But all of these changes made us wonder, how will this overhaul affect Android users that text iPhone users?
After all, almost every iPhone or Android user can tell you of the issues that abound when sending messages between these two ecosystems. Some users won’t receive messages, while others will experience broken group messages.
It’s a mess. So won’t further custom iMessage features make it worse?
As it turns out, it’s actually not much worse. When you start messaging an Android user and get the dreaded green text bubbles, you’ll still be able to send stickers and Digital Touch drawings and animations, use iMessage apps, react to message bubbles with stickers and symbols, and write handwritten notes.

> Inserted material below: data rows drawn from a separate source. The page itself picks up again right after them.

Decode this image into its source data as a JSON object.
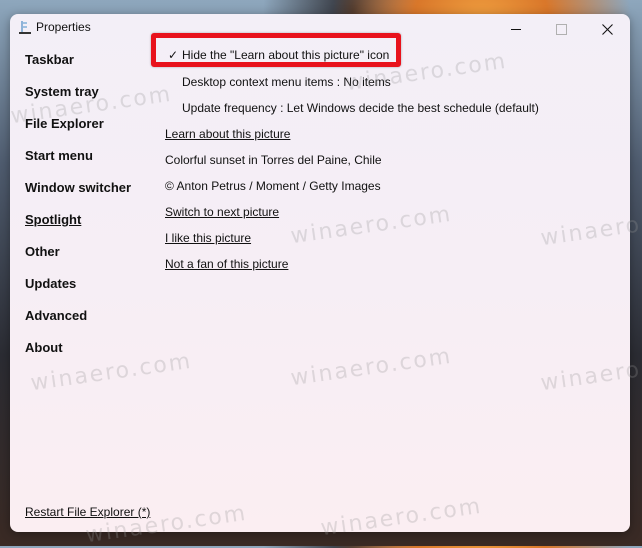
{
  "window": {
    "title": "Properties",
    "controls": {
      "minimize": "minimize",
      "maximize": "maximize",
      "close": "×"
    }
  },
  "sidebar": {
    "items": [
      {
        "label": "Taskbar",
        "active": false
      },
      {
        "label": "System tray",
        "active": false
      },
      {
        "label": "File Explorer",
        "active": false
      },
      {
        "label": "Start menu",
        "active": false
      },
      {
        "label": "Window switcher",
        "active": false
      },
      {
        "label": "Spotlight",
        "active": true
      },
      {
        "label": "Other",
        "active": false
      },
      {
        "label": "Updates",
        "active": false
      },
      {
        "label": "Advanced",
        "active": false
      },
      {
        "label": "About",
        "active": false
      }
    ],
    "restart_label": "Restart File Explorer (*)"
  },
  "spotlight": {
    "hide_icon_option": {
      "checkmark": "✓",
      "label": "Hide the \"Learn about this picture\" icon",
      "checked": true
    },
    "context_menu_option": "Desktop context menu items : No items",
    "update_frequency_option": "Update frequency : Let Windows decide the best schedule (default)",
    "learn_link": "Learn about this picture",
    "picture_title": "Colorful sunset in Torres del Paine, Chile",
    "picture_credit": "© Anton Petrus / Moment / Getty Images",
    "switch_link": "Switch to next picture",
    "like_link": "I like this picture",
    "dislike_link": "Not a fan of this picture"
  },
  "highlight_color": "#e8121c",
  "watermark": "winaero.com"
}
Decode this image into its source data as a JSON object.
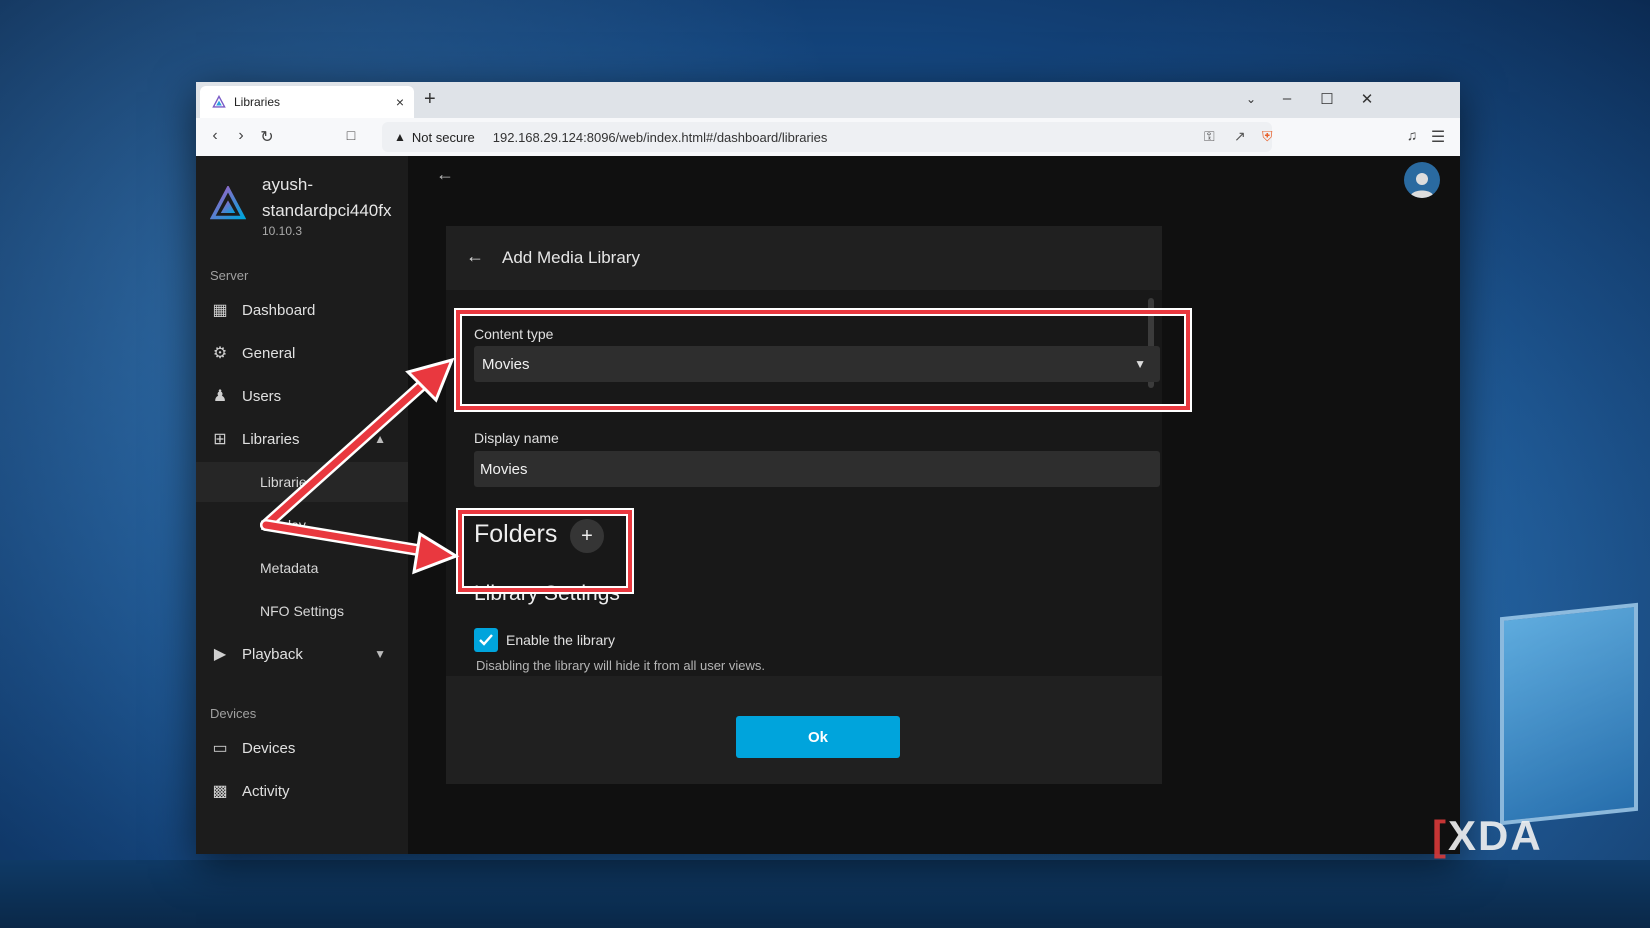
{
  "browser": {
    "tab_title": "Libraries",
    "new_tab": "+",
    "close_tab": "×",
    "address": {
      "security_label": "Not secure",
      "url": "192.168.29.124:8096/web/index.html#/dashboard/libraries"
    }
  },
  "sidebar": {
    "server_name": "ayush-standardpci440fx",
    "server_version": "10.10.3",
    "section_server": "Server",
    "section_devices": "Devices",
    "items": {
      "dashboard": "Dashboard",
      "general": "General",
      "users": "Users",
      "libraries": "Libraries",
      "playback": "Playback",
      "devices": "Devices",
      "activity": "Activity"
    },
    "library_sub": {
      "libraries": "Libraries",
      "display": "Display",
      "metadata": "Metadata",
      "nfo": "NFO Settings"
    }
  },
  "dialog": {
    "title": "Add Media Library",
    "content_type_label": "Content type",
    "content_type_value": "Movies",
    "display_name_label": "Display name",
    "display_name_value": "Movies",
    "folders_title": "Folders",
    "add_folder": "+",
    "library_settings_title": "Library Settings",
    "enable_label": "Enable the library",
    "enable_help": "Disabling the library will hide it from all user views.",
    "enable_checked": true,
    "ok_label": "Ok"
  },
  "watermark": {
    "brand": "XDA"
  },
  "colors": {
    "accent": "#00a4dc",
    "highlight": "#e9383f",
    "sidebar_bg": "#1c1c1c",
    "dialog_bg": "#202020"
  }
}
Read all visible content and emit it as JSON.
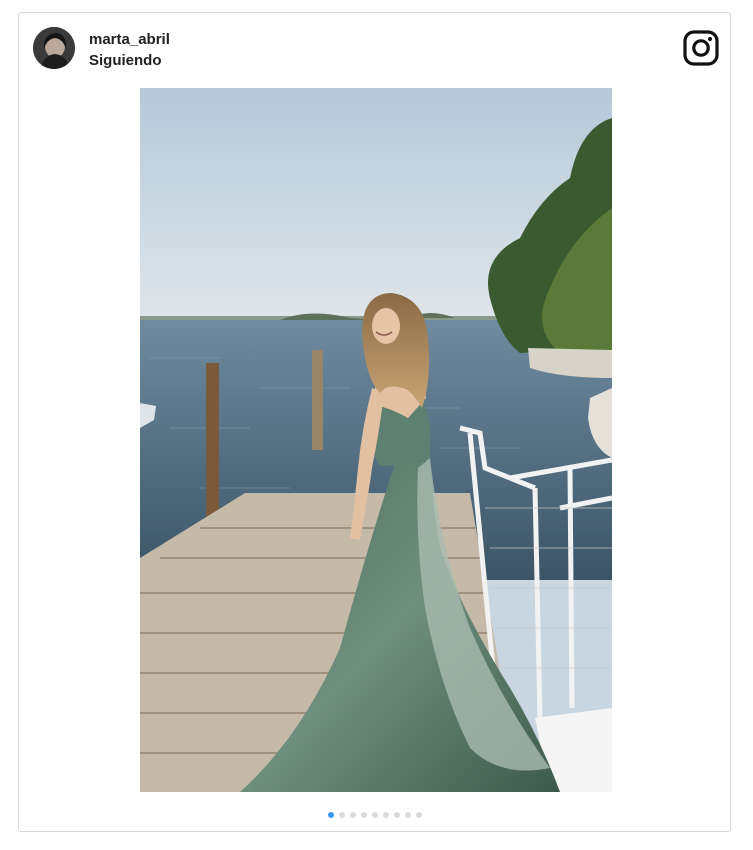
{
  "post": {
    "username": "marta_abril",
    "follow_status": "Siguiendo"
  },
  "icons": {
    "platform": "instagram-icon",
    "avatar": "profile-avatar"
  },
  "carousel": {
    "total": 9,
    "active_index": 0
  },
  "colors": {
    "accent_dot": "#3897f0",
    "inactive_dot": "#dbdbdb",
    "border": "#d9d9d9"
  }
}
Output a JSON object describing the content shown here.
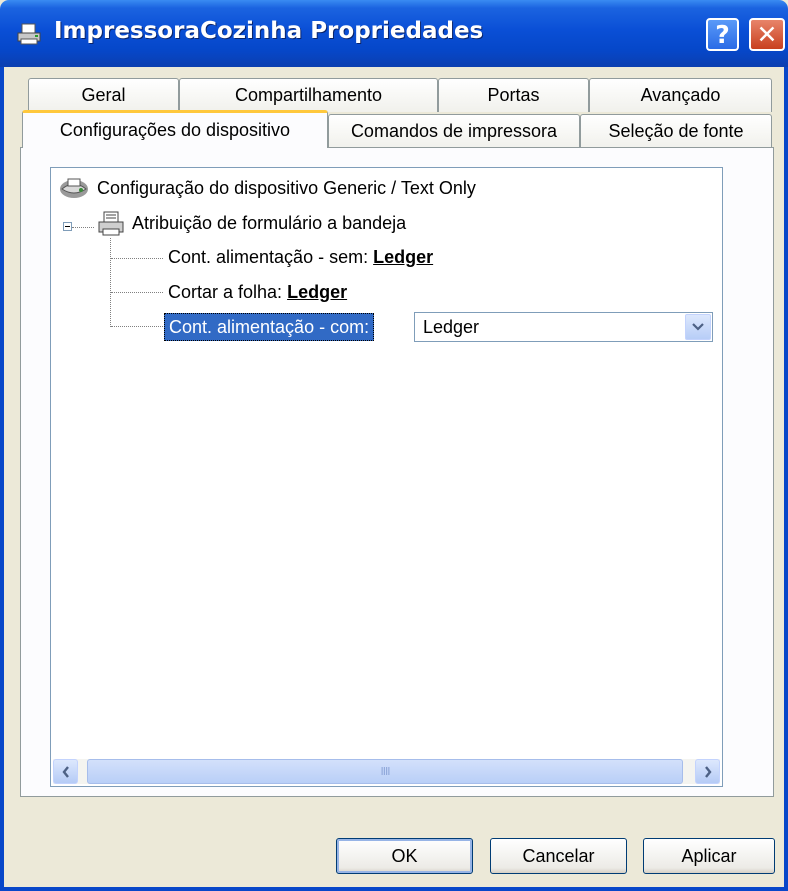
{
  "window": {
    "title": "ImpressoraCozinha Propriedades",
    "help_label": "?",
    "close_label": "✕"
  },
  "tabs": {
    "row_back": [
      {
        "label": "Geral"
      },
      {
        "label": "Compartilhamento"
      },
      {
        "label": "Portas"
      },
      {
        "label": "Avançado"
      }
    ],
    "row_front": [
      {
        "label": "Configurações do dispositivo",
        "active": true
      },
      {
        "label": "Comandos de impressora"
      },
      {
        "label": "Seleção de fonte"
      }
    ]
  },
  "tree": {
    "root": "Configuração do dispositivo Generic / Text Only",
    "node": "Atribuição de formulário a bandeja",
    "items": [
      {
        "label": "Cont. alimentação - sem:",
        "value": "Ledger"
      },
      {
        "label": "Cortar a folha:",
        "value": "Ledger"
      },
      {
        "label": "Cont. alimentação - com:",
        "value": "Ledger"
      }
    ]
  },
  "combo": {
    "value": "Ledger"
  },
  "scrollbar": {
    "thumb_grip": "IIII"
  },
  "buttons": {
    "ok": "OK",
    "cancel": "Cancelar",
    "apply": "Aplicar"
  },
  "colors": {
    "titlebar": "#0a4fd6",
    "window_bg": "#ece9d8",
    "selection": "#316ac5",
    "active_tab_accent": "#ffc83c"
  },
  "icons": [
    "printer-icon",
    "tree-expander-minus-icon",
    "device-settings-icon",
    "chevron-down-icon",
    "arrow-left-icon",
    "arrow-right-icon",
    "help-icon",
    "close-icon"
  ]
}
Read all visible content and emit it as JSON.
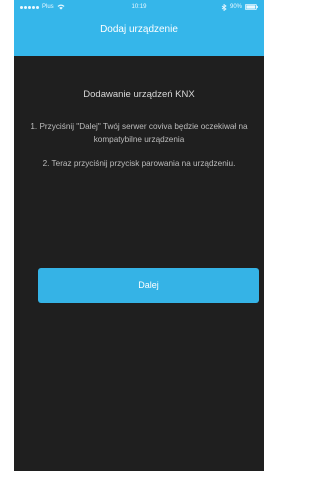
{
  "status_bar": {
    "carrier": "Plus",
    "time": "10:19",
    "battery": "90%",
    "icons": [
      "signal-icon",
      "wifi-icon",
      "bluetooth-icon",
      "battery-icon"
    ]
  },
  "header": {
    "title": "Dodaj urządzenie"
  },
  "main": {
    "heading": "Dodawanie urządzeń KNX",
    "step1": "1. Przyciśnij \"Dalej\" Twój serwer coviva będzie oczekiwał na kompatybilne urządzenia",
    "step2": "2. Teraz przyciśnij przycisk parowania na urządzeniu.",
    "next_label": "Dalej"
  },
  "colors": {
    "header_bg": "#35b6ea",
    "screen_bg": "#1f1f1f",
    "button_bg": "#35b3e6"
  }
}
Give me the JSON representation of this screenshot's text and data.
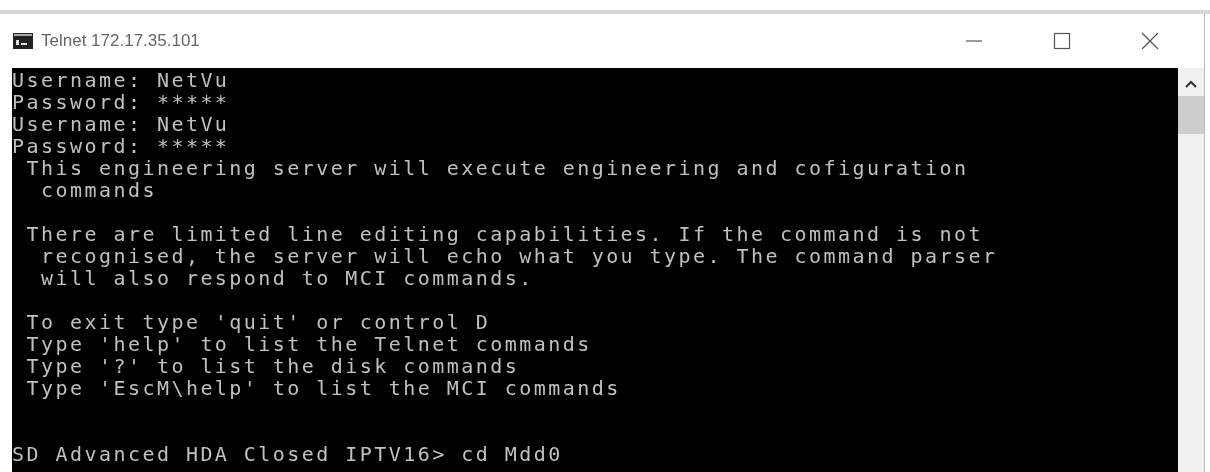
{
  "window": {
    "title": "Telnet 172.17.35.101"
  },
  "console": {
    "blocks": [
      {
        "lines": [
          "Username: NetVu",
          "Password: *****",
          "Username: NetVu",
          "Password: *****",
          " This engineering server will execute engineering and cofiguration",
          "  commands"
        ]
      },
      {
        "lines": [
          " There are limited line editing capabilities. If the command is not",
          "  recognised, the server will echo what you type. The command parser",
          "  will also respond to MCI commands."
        ]
      },
      {
        "lines": [
          " To exit type 'quit' or control D",
          " Type 'help' to list the Telnet commands",
          " Type '?' to list the disk commands",
          " Type 'EscM\\help' to list the MCI commands"
        ]
      }
    ],
    "prompt": "SD Advanced HDA Closed IPTV16> cd Mdd0"
  }
}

The only problem is that most of these features lose their full effect when they get sent to an Android phone. Animated stickers and Digital Touch drawings won’t appear animated on Android. The stickers will be static, while the Digital Touch drawings/animations will just show the final image (instead of drawing it out in real time).
Message bubble reactions—depending on whether you send a sticker or a symbol—either send the sticker separately (which actually isn’t a bad thing), or say “Emphasized [message].” And handwritten notes are sent as static images, instead of writing out the note.
You’d think Apple could just convert these animated messages into GIFs and send them that way, but the company didn’t use my no-brainer of a solution.
Unfortunately, that’s where the cross-platform compatibility stops. Fun message effects like invisible ink or laser lights aren’t accessible when messaging an Android user. And rich links appear as regular URLs.
All in all, most of the new iMessage features will come through on Android. They might not seem as elegant or entertaining, but folks using Android should still understand what you’re trying to say.
Back in June, I had hoped the announcement of iOS 10 would also see the release of an iMessage app for Android, allowing more people to use what’s become a fairly popular messaging client. But until that happens (if ever), Apple’s new iMessage updates might just alienate Android users instead of create iPhone envy.